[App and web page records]
▼

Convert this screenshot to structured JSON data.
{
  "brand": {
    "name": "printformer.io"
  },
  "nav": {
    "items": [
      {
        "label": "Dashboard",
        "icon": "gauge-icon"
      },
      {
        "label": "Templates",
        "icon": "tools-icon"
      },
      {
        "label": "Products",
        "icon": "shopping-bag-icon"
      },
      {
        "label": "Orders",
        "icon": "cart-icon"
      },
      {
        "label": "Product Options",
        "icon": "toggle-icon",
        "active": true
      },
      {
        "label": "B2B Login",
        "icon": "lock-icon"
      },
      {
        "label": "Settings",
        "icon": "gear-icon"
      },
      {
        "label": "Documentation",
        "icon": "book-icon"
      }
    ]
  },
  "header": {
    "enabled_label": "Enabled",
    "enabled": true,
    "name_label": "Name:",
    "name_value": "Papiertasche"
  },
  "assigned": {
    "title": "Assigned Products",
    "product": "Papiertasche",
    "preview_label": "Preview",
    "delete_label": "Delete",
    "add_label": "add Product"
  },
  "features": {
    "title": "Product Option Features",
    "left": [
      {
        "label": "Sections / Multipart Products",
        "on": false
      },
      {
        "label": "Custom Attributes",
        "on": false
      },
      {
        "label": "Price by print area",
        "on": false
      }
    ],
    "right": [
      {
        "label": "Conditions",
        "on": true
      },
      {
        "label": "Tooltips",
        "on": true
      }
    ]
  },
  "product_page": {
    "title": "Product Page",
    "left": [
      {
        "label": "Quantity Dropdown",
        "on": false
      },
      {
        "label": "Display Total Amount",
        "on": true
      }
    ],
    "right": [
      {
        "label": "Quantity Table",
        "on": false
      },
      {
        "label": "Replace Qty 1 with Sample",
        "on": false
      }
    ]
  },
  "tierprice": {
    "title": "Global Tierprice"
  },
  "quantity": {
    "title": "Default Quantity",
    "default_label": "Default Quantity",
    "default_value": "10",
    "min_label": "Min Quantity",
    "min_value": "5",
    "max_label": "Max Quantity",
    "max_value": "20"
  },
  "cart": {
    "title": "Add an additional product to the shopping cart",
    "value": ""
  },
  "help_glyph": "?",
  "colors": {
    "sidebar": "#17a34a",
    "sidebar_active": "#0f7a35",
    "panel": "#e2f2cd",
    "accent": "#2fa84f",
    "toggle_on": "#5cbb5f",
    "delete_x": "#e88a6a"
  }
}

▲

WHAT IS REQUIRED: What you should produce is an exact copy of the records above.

RESULT:
Convert this screenshot to structured JSON data.
{
  "brand": {
    "name": "printformer.io"
  },
  "nav": {
    "items": [
      {
        "label": "Dashboard",
        "icon": "gauge-icon"
      },
      {
        "label": "Templates",
        "icon": "tools-icon"
      },
      {
        "label": "Products",
        "icon": "shopping-bag-icon"
      },
      {
        "label": "Orders",
        "icon": "cart-icon"
      },
      {
        "label": "Product Options",
        "icon": "toggle-icon",
        "active": true
      },
      {
        "label": "B2B Login",
        "icon": "lock-icon"
      },
      {
        "label": "Settings",
        "icon": "gear-icon"
      },
      {
        "label": "Documentation",
        "icon": "book-icon"
      }
    ]
  },
  "header": {
    "enabled_label": "Enabled",
    "enabled": true,
    "name_label": "Name:",
    "name_value": "Papiertasche"
  },
  "assigned": {
    "title": "Assigned Products",
    "product": "Papiertasche",
    "preview_label": "Preview",
    "delete_label": "Delete",
    "add_label": "add Product"
  },
  "features": {
    "title": "Product Option Features",
    "left": [
      {
        "label": "Sections / Multipart Products",
        "on": false
      },
      {
        "label": "Custom Attributes",
        "on": false
      },
      {
        "label": "Price by print area",
        "on": false
      }
    ],
    "right": [
      {
        "label": "Conditions",
        "on": true
      },
      {
        "label": "Tooltips",
        "on": true
      }
    ]
  },
  "product_page": {
    "title": "Product Page",
    "left": [
      {
        "label": "Quantity Dropdown",
        "on": false
      },
      {
        "label": "Display Total Amount",
        "on": true
      }
    ],
    "right": [
      {
        "label": "Quantity Table",
        "on": false
      },
      {
        "label": "Replace Qty 1 with Sample",
        "on": false
      }
    ]
  },
  "tierprice": {
    "title": "Global Tierprice"
  },
  "quantity": {
    "title": "Default Quantity",
    "default_label": "Default Quantity",
    "default_value": "10",
    "min_label": "Min Quantity",
    "min_value": "5",
    "max_label": "Max Quantity",
    "max_value": "20"
  },
  "cart": {
    "title": "Add an additional product to the shopping cart",
    "value": ""
  },
  "help_glyph": "?",
  "colors": {
    "sidebar": "#17a34a",
    "sidebar_active": "#0f7a35",
    "panel": "#e2f2cd",
    "accent": "#2fa84f",
    "toggle_on": "#5cbb5f",
    "delete_x": "#e88a6a"
  }
}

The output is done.